Tax Court Review. Where the underlying tax liability is not at issue, the Tax Court reviews determinations of IRS Appeals for abuse of discretion. Goza v. Commissioner, 114 T.C. 176, 181–82 (2000). Applying that abuse-of-discretion standard, the Court decides whether IRS Appeals’ determination to deny a collection alternative and to sustain the proposed levy action was arbitrary, capricious, or without sound basis in fact or law. See Murphy v. Commissioner, 125 T.C. 301, 320 (2005), aff’d, 469 F.3d 27 (1st Cir. 2006). The Tax Court “do[es] not recalculate a taxpayer’s ability to pay and substitute [the Court’s] judgment for that of the settlement officer.” O’Donnell v. Commissioner, T.C. Memo. 2013-247, at *15.

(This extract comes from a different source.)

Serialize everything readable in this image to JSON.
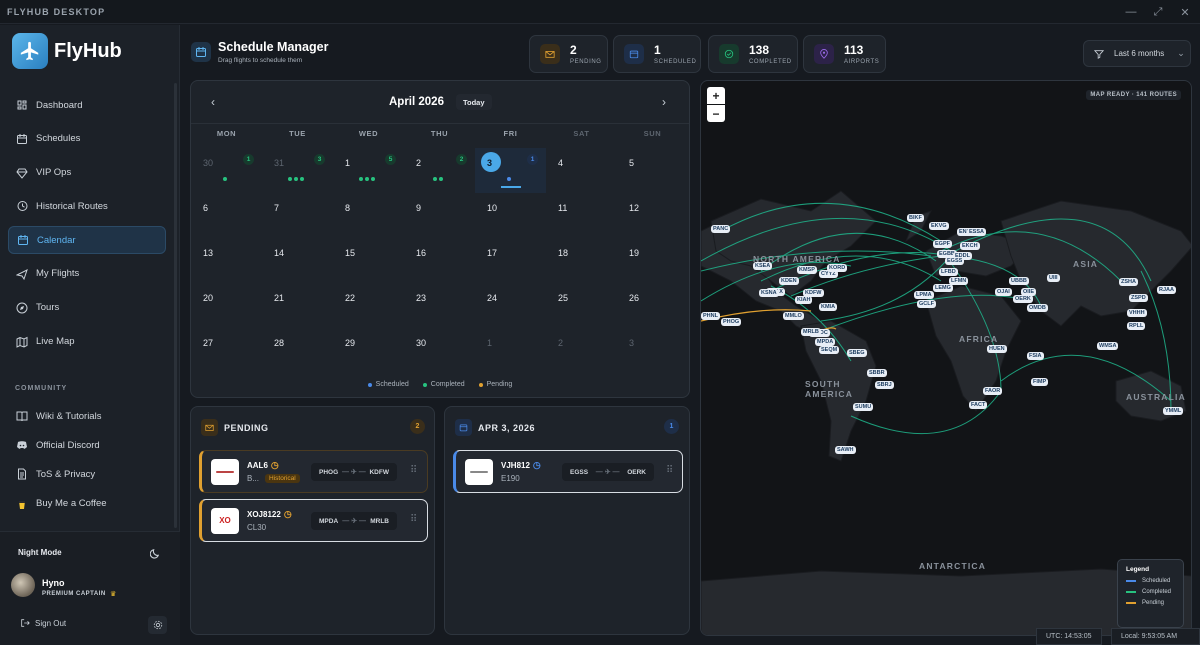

Economic Hardship. Section 6343(a)(1)(D) provides that “the Secretary shall release the levy . . . if . . . the Secretary has determined that such levy is creating an economic hardship due to the financial condition of the taxpayer”; and the regulations provide that a levy creates “economic hardship” when the taxpayer is rendered “unable to pay his or her reasonable basic living expenses.” Treas. Reg. § 301.6343-1(b)(4)(i).  “Hardship” is one of the considerations that IRS collections personnel consider in determining whether a taxpayer’s liability is “currently not collectible”. See Internal Revenue Manual (Sept. 18, 2018).

Factors to Consider for Hardship. Under the pertinent regulation implementing section 6343, IRS Appeals is to consider any information provided by the taxpayer, including the following: (1) the taxpayer’s age, employment status and history, ability to earn, number of dependents, and status as a dependent of someone else; (2) the amount reasonably necessary for food, clothing, housing, medical expenses, transportation, current tax payments, or other court-ordered payments; (3) the cost of living in the geographic area in which the taxpayer resides; (4) the amount of property exempt from the levy which is available to pay the taxpayer’s expenses; (5) any extraordinary circumstances such as special education expenses, a medical catastrophe, or a natural disaster; and (6) any other factor that the taxpayer claims bears on economic hardship. See Treas. Reg. § 301.6343-1(b)(4)(ii). Reasonable basic living expenses are based on the taxpayer’s circumstances but do not include amounts needed to maintain an affluent or luxurious standard of living. Treas. Reg. § 301.6343-1(b)(4)(i).

Collection Alternatives. An offer to compromise a tax liability must be submitted according to the procedures, and in the form and manner, prescribed by the IRS. See 26 U.S.C. § 7122; Treas. Reg. § 301.7122-1(d)(1). “[I]t is not an abuse of discretion where the taxpayer does not propose any terms for an installment agreement or propose a specific collection alternative”. See James A. Walker, P.A. v. Commissioner, T.C. Memo. 2014-187, at *10. The IRS Appeals officer does not abuse discretion by moving forward in a determination if the taxpayer fails to submit requested information. See Pough v. Commissioner, 135 T.C. 344, 351 (2010).

Insights: In seeking relief from levy based on economic hardship, taxpayers cannot rely on an unsubstantiated, unquantified claims that they would suffer economic hardship. Rather, taxpayers must submit complete and current financial information to the IRS Appeals office and collection agents so that the agency can effectively apply the regulatory collection alternative constructs. Failing to cooperate with the IRS, and failing to provide information relevant to the IRS’s determination will tend to show that the agency decisions, when in line with information that was provided by the taxpayer, are not an abuse of discretion.  See also Freeman Law’s Everything That You Need to Know About Federal Tax Liens